FRANZ JOSEPH HAYDN (1732-1809), Austrian composer, was born on the 31st of March 1732 at Rohrau (Trstnik), a village on the borders of Lower Austria and Hungary.
To Thackeray her diction recalled the sound of village bells falling sweetly and softly on the ear, and it sent a shiver through John Stuart Mill, like a symphony of Haydn or Mozart.
The pianoforte trios of Haydn are perhaps the only-works of first-rate artistic importance in which there is no doubt that the earlier stages of the new art do not admit of sufficient polyphony to give the instruments fair play.
Haydn finds the pianoforte so completely capable of expressing his meaning that he is at a loss to find independent material for any accompanying instruments; and the violoncello in his trios has, except perhaps in four passages in the whole collection of thirty-three works, not a note to play that is not already in the bass of the pianoforte; while the melodies of the violin are, more often than not, doubled in the treble.

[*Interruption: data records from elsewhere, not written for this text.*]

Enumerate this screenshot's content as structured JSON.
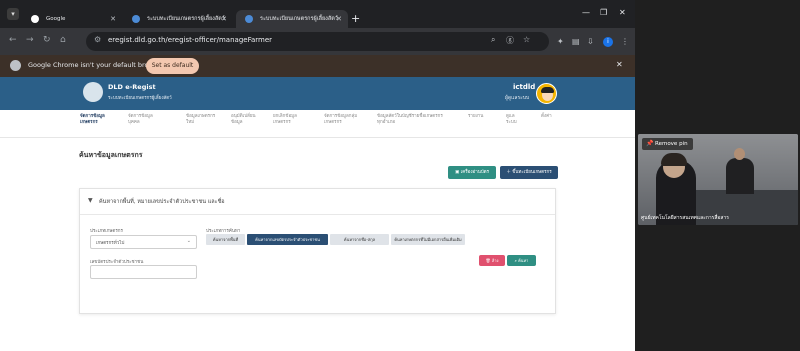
{
  "browser": {
    "tabs": [
      {
        "label": "Google",
        "active": false
      },
      {
        "label": "ระบบทะเบียนเกษตรกรผู้เลี้ยงสัตว์",
        "active": false
      },
      {
        "label": "ระบบทะเบียนเกษตรกรผู้เลี้ยงสัตว์",
        "active": true
      }
    ],
    "new_tab": "+",
    "url": "eregist.dld.go.th/eregist-officer/manageFarmer",
    "profile_initial": "i"
  },
  "infobar": {
    "message": "Google Chrome isn't your default browser",
    "button": "Set as default"
  },
  "app": {
    "brand": "DLD e-Regist",
    "brand_sub": "ระบบทะเบียนเกษตรกรผู้เลี้ยงสัตว์",
    "user_name": "ictdld",
    "user_role": "ผู้ดูแลระบบ",
    "menu": [
      {
        "label": "จัดการข้อมูลเกษตรกร",
        "active": true
      },
      {
        "label": "จัดการข้อมูลบุคคล",
        "active": false
      },
      {
        "label": "ข้อมูลเกษตรกรใหม่",
        "active": false
      },
      {
        "label": "อนุมัติเปลี่ยนข้อมูล",
        "active": false
      },
      {
        "label": "ยกเลิกข้อมูลเกษตรกร",
        "active": false
      },
      {
        "label": "จัดการข้อมูลกลุ่มเกษตรกร",
        "active": false
      },
      {
        "label": "ข้อมูลสัตว์ในบัญชีรายชื่อเกษตรกรทุกอำเภอ",
        "active": false
      },
      {
        "label": "รายงาน",
        "active": false
      },
      {
        "label": "ดูแลระบบ",
        "active": false
      },
      {
        "label": "ตั้งค่า",
        "active": false
      }
    ]
  },
  "main": {
    "title": "ค้นหาข้อมูลเกษตรกร",
    "btn_farmer_list": "เครื่องอ่านบัตร",
    "btn_add_farmer": "ขึ้นทะเบียนเกษตรกร",
    "search_panel_title": "ค้นหาจากพื้นที่, หมายเลขประจำตัวประชาชน และชื่อ",
    "label_farmer_type": "ประเภทเกษตรกร",
    "select_farmer_type_value": "เกษตรกรทั่วไป",
    "label_search_type": "ประเภทการค้นหา",
    "label_id_card": "เลขบัตรประจำตัวประชาชน",
    "search_types": [
      {
        "label": "ค้นหาจากพื้นที่",
        "active": false
      },
      {
        "label": "ค้นหาจากเลขบัตรประจำตัวประชาชน",
        "active": true
      },
      {
        "label": "ค้นหาจากชื่อ-สกุล",
        "active": false
      },
      {
        "label": "ค้นหาเกษตรกรที่ไม่มีเอกสารอื่นเพิ่มเติม",
        "active": false
      }
    ],
    "btn_clear": "ล้าง",
    "btn_search": "ค้นหา"
  },
  "video": {
    "pin_label": "Remove pin",
    "participant_name": "ศูนย์เทคโนโลยีสารสนเทศและการสื่อสาร"
  }
}
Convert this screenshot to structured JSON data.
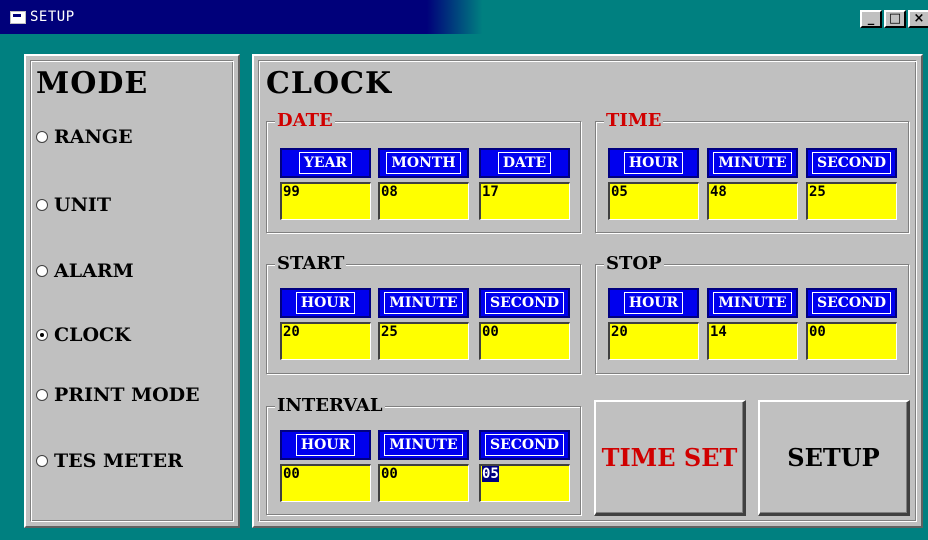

But experiment shows that in this condition much of the violin part sounds incomplete; and the truth appears to be that Haydn is thinking, like any modern composer, of the opposition of two solid bodies of tone - the pianoforte and the stringed instruments.